> _Listed records_:
◆ ◆ ◆
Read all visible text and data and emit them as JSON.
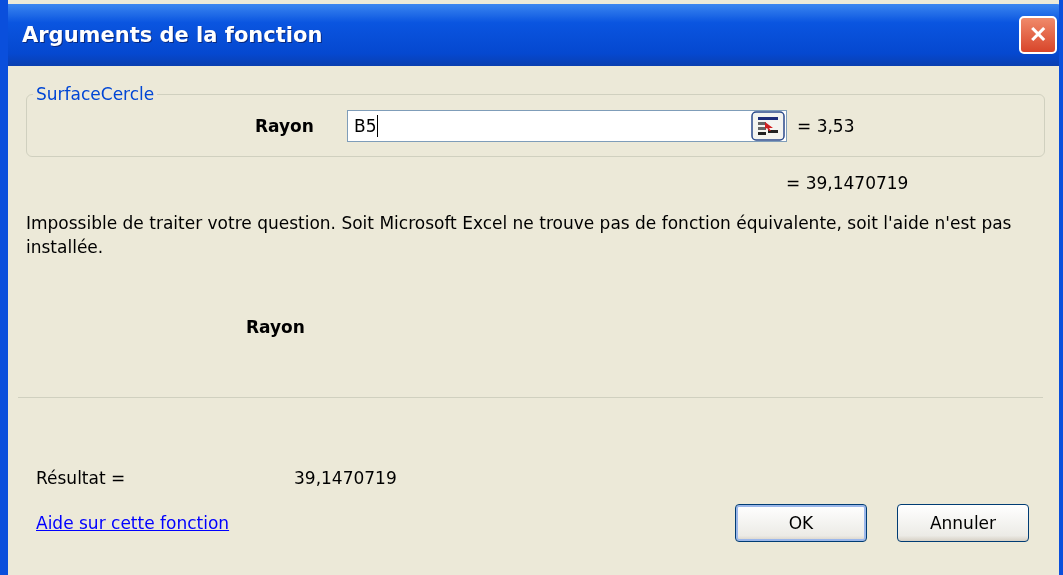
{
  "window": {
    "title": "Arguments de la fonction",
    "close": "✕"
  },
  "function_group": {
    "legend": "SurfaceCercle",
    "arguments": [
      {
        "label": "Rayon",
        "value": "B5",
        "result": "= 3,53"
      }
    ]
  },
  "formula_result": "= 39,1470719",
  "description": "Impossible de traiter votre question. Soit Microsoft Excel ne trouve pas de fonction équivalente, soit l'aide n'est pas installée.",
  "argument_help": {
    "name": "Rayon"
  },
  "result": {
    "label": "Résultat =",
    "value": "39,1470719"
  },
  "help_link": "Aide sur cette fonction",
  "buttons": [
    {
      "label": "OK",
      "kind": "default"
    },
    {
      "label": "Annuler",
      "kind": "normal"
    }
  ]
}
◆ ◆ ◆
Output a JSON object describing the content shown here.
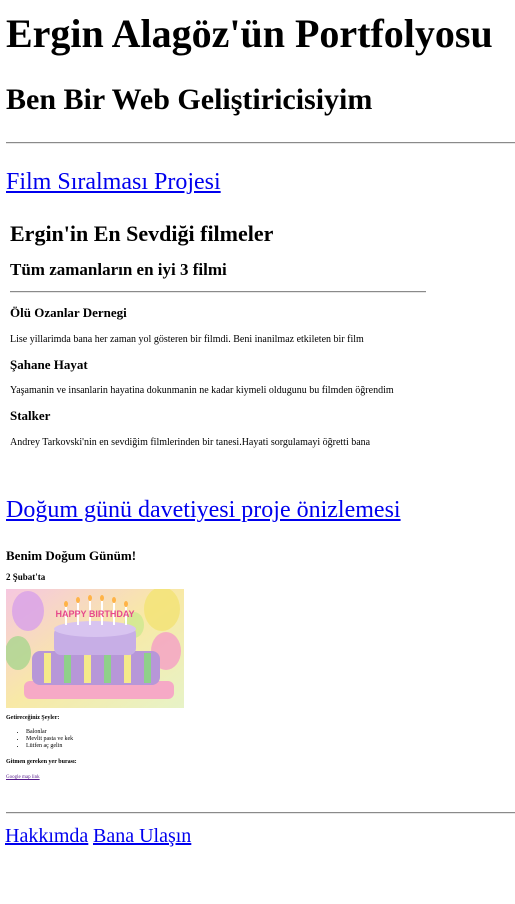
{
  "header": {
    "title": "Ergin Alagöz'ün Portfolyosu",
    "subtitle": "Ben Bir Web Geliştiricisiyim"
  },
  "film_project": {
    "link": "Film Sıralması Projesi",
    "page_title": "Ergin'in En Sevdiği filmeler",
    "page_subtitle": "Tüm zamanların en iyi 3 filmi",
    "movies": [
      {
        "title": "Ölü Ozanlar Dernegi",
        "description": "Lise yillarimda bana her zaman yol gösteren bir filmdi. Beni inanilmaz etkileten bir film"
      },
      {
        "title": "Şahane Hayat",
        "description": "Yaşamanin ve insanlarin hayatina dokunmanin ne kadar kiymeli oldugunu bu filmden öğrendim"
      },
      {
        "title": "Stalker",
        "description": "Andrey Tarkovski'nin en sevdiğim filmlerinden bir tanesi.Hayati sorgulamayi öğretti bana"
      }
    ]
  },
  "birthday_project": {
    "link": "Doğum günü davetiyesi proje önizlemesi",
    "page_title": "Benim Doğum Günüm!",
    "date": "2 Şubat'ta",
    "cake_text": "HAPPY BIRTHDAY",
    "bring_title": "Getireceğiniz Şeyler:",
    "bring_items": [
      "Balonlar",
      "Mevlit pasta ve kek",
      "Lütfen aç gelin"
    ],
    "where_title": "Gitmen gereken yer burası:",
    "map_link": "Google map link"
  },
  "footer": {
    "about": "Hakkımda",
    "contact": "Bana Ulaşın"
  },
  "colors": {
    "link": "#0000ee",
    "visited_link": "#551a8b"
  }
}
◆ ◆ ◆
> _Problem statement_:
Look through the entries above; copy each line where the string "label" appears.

> _Solution to the exercise_:
        "label": "Rayon",
    "label": "Résultat =",
      "label": "OK",
      "label": "Annuler",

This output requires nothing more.